Dataset excerpts:

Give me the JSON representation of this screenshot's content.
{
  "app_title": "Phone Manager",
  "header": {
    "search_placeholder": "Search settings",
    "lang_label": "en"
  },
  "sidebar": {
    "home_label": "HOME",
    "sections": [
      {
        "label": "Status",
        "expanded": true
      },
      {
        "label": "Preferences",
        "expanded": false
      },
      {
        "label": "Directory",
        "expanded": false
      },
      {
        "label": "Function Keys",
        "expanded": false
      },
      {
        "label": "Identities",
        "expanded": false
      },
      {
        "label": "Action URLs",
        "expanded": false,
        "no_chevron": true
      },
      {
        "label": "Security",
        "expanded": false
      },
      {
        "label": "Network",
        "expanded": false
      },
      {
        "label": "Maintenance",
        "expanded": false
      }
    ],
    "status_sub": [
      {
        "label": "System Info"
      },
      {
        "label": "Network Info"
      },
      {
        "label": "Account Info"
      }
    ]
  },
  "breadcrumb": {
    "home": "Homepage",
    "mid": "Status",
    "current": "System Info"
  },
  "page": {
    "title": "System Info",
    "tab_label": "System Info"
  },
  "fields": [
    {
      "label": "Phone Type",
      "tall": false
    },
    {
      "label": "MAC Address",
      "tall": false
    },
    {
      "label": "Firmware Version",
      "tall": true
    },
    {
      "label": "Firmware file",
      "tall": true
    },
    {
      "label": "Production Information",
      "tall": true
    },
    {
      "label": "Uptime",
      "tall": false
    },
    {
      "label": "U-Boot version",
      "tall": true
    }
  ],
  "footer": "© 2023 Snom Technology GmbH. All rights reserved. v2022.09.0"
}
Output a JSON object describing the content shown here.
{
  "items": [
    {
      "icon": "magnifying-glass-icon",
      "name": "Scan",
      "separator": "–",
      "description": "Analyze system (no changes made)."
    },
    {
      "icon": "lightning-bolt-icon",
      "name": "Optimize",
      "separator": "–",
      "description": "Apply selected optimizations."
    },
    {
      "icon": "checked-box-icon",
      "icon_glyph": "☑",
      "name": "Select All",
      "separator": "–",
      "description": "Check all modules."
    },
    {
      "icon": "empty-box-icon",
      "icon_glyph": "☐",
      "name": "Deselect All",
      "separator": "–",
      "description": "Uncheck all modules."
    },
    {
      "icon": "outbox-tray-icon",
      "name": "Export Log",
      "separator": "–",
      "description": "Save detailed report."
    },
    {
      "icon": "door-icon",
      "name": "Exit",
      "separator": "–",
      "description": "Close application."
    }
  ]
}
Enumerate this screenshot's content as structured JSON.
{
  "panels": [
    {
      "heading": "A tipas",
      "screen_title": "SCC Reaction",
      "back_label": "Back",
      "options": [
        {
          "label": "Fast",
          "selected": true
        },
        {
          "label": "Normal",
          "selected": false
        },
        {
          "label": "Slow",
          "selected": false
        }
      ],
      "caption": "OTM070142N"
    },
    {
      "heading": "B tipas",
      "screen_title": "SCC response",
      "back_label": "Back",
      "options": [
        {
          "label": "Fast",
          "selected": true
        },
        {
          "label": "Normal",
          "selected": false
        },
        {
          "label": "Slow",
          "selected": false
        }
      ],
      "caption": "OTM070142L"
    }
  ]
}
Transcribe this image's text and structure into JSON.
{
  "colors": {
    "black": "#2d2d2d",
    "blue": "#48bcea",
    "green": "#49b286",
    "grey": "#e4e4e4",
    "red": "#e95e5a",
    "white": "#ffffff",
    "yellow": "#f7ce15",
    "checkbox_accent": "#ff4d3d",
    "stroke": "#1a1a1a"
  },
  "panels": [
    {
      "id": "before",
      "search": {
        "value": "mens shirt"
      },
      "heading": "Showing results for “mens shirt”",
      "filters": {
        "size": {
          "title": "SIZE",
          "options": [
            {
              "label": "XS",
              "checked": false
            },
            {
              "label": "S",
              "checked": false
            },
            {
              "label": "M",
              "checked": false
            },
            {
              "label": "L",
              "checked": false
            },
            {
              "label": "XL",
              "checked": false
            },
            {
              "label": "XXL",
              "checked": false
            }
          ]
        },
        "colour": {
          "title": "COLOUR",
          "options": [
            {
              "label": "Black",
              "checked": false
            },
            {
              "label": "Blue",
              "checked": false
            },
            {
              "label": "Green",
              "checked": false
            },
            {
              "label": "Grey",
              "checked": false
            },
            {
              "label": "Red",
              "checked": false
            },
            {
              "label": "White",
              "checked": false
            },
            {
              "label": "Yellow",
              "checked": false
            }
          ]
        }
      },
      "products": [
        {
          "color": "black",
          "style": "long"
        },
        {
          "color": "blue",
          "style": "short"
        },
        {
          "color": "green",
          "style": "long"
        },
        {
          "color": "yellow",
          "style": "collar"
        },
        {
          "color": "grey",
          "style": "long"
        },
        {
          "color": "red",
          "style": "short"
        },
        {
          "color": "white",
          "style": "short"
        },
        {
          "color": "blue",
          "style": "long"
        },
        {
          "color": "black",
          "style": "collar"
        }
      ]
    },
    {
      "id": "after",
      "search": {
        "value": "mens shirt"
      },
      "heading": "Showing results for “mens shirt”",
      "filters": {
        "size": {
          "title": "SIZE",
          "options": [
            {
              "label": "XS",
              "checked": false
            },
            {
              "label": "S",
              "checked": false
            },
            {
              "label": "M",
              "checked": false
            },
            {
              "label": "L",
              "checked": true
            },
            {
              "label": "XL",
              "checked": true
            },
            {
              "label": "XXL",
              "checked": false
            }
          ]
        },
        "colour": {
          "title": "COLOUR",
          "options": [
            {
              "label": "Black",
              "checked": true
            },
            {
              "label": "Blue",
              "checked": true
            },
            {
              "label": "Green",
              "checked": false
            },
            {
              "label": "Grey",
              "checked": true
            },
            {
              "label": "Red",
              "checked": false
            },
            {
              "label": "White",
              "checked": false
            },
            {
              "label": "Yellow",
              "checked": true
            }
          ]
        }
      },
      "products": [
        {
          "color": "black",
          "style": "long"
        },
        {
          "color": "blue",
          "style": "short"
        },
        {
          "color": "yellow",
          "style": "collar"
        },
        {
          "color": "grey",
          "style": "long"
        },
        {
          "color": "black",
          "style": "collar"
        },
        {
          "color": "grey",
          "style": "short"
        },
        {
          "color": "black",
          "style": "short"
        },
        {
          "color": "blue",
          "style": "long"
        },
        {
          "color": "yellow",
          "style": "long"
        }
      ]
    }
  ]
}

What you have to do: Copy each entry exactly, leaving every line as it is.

Result of this exercise:
Give me the JSON representation of this screenshot's content.
{
  "app_title": "Phone Manager",
  "header": {
    "search_placeholder": "Search settings",
    "lang_label": "en"
  },
  "sidebar": {
    "home_label": "HOME",
    "sections": [
      {
        "label": "Status",
        "expanded": true
      },
      {
        "label": "Preferences",
        "expanded": false
      },
      {
        "label": "Directory",
        "expanded": false
      },
      {
        "label": "Function Keys",
        "expanded": false
      },
      {
        "label": "Identities",
        "expanded": false
      },
      {
        "label": "Action URLs",
        "expanded": false,
        "no_chevron": true
      },
      {
        "label": "Security",
        "expanded": false
      },
      {
        "label": "Network",
        "expanded": false
      },
      {
        "label": "Maintenance",
        "expanded": false
      }
    ],
    "status_sub": [
      {
        "label": "System Info"
      },
      {
        "label": "Network Info"
      },
      {
        "label": "Account Info"
      }
    ]
  },
  "breadcrumb": {
    "home": "Homepage",
    "mid": "Status",
    "current": "System Info"
  },
  "page": {
    "title": "System Info",
    "tab_label": "System Info"
  },
  "fields": [
    {
      "label": "Phone Type",
      "tall": false
    },
    {
      "label": "MAC Address",
      "tall": false
    },
    {
      "label": "Firmware Version",
      "tall": true
    },
    {
      "label": "Firmware file",
      "tall": true
    },
    {
      "label": "Production Information",
      "tall": true
    },
    {
      "label": "Uptime",
      "tall": false
    },
    {
      "label": "U-Boot version",
      "tall": true
    }
  ],
  "footer": "© 2023 Snom Technology GmbH. All rights reserved. v2022.09.0"
}
Output a JSON object describing the content shown here.
{
  "items": [
    {
      "icon": "magnifying-glass-icon",
      "name": "Scan",
      "separator": "–",
      "description": "Analyze system (no changes made)."
    },
    {
      "icon": "lightning-bolt-icon",
      "name": "Optimize",
      "separator": "–",
      "description": "Apply selected optimizations."
    },
    {
      "icon": "checked-box-icon",
      "icon_glyph": "☑",
      "name": "Select All",
      "separator": "–",
      "description": "Check all modules."
    },
    {
      "icon": "empty-box-icon",
      "icon_glyph": "☐",
      "name": "Deselect All",
      "separator": "–",
      "description": "Uncheck all modules."
    },
    {
      "icon": "outbox-tray-icon",
      "name": "Export Log",
      "separator": "–",
      "description": "Save detailed report."
    },
    {
      "icon": "door-icon",
      "name": "Exit",
      "separator": "–",
      "description": "Close application."
    }
  ]
}
Enumerate this screenshot's content as structured JSON.
{
  "panels": [
    {
      "heading": "A tipas",
      "screen_title": "SCC Reaction",
      "back_label": "Back",
      "options": [
        {
          "label": "Fast",
          "selected": true
        },
        {
          "label": "Normal",
          "selected": false
        },
        {
          "label": "Slow",
          "selected": false
        }
      ],
      "caption": "OTM070142N"
    },
    {
      "heading": "B tipas",
      "screen_title": "SCC response",
      "back_label": "Back",
      "options": [
        {
          "label": "Fast",
          "selected": true
        },
        {
          "label": "Normal",
          "selected": false
        },
        {
          "label": "Slow",
          "selected": false
        }
      ],
      "caption": "OTM070142L"
    }
  ]
}
Transcribe this image's text and structure into JSON.
{
  "colors": {
    "black": "#2d2d2d",
    "blue": "#48bcea",
    "green": "#49b286",
    "grey": "#e4e4e4",
    "red": "#e95e5a",
    "white": "#ffffff",
    "yellow": "#f7ce15",
    "checkbox_accent": "#ff4d3d",
    "stroke": "#1a1a1a"
  },
  "panels": [
    {
      "id": "before",
      "search": {
        "value": "mens shirt"
      },
      "heading": "Showing results for “mens shirt”",
      "filters": {
        "size": {
          "title": "SIZE",
          "options": [
            {
              "label": "XS",
              "checked": false
            },
            {
              "label": "S",
              "checked": false
            },
            {
              "label": "M",
              "checked": false
            },
            {
              "label": "L",
              "checked": false
            },
            {
              "label": "XL",
              "checked": false
            },
            {
              "label": "XXL",
              "checked": false
            }
          ]
        },
        "colour": {
          "title": "COLOUR",
          "options": [
            {
              "label": "Black",
              "checked": false
            },
            {
              "label": "Blue",
              "checked": false
            },
            {
              "label": "Green",
              "checked": false
            },
            {
              "label": "Grey",
              "checked": false
            },
            {
              "label": "Red",
              "checked": false
            },
            {
              "label": "White",
              "checked": false
            },
            {
              "label": "Yellow",
              "checked": false
            }
          ]
        }
      },
      "products": [
        {
          "color": "black",
          "style": "long"
        },
        {
          "color": "blue",
          "style": "short"
        },
        {
          "color": "green",
          "style": "long"
        },
        {
          "color": "yellow",
          "style": "collar"
        },
        {
          "color": "grey",
          "style": "long"
        },
        {
          "color": "red",
          "style": "short"
        },
        {
          "color": "white",
          "style": "short"
        },
        {
          "color": "blue",
          "style": "long"
        },
        {
          "color": "black",
          "style": "collar"
        }
      ]
    },
    {
      "id": "after",
      "search": {
        "value": "mens shirt"
      },
      "heading": "Showing results for “mens shirt”",
      "filters": {
        "size": {
          "title": "SIZE",
          "options": [
            {
              "label": "XS",
              "checked": false
            },
            {
              "label": "S",
              "checked": false
            },
            {
              "label": "M",
              "checked": false
            },
            {
              "label": "L",
              "checked": true
            },
            {
              "label": "XL",
              "checked": true
            },
            {
              "label": "XXL",
              "checked": false
            }
          ]
        },
        "colour": {
          "title": "COLOUR",
          "options": [
            {
              "label": "Black",
              "checked": true
            },
            {
              "label": "Blue",
              "checked": true
            },
            {
              "label": "Green",
              "checked": false
            },
            {
              "label": "Grey",
              "checked": true
            },
            {
              "label": "Red",
              "checked": false
            },
            {
              "label": "White",
              "checked": false
            },
            {
              "label": "Yellow",
              "checked": true
            }
          ]
        }
      },
      "products": [
        {
          "color": "black",
          "style": "long"
        },
        {
          "color": "blue",
          "style": "short"
        },
        {
          "color": "yellow",
          "style": "collar"
        },
        {
          "color": "grey",
          "style": "long"
        },
        {
          "color": "black",
          "style": "collar"
        },
        {
          "color": "grey",
          "style": "short"
        },
        {
          "color": "black",
          "style": "short"
        },
        {
          "color": "blue",
          "style": "long"
        },
        {
          "color": "yellow",
          "style": "long"
        }
      ]
    }
  ]
}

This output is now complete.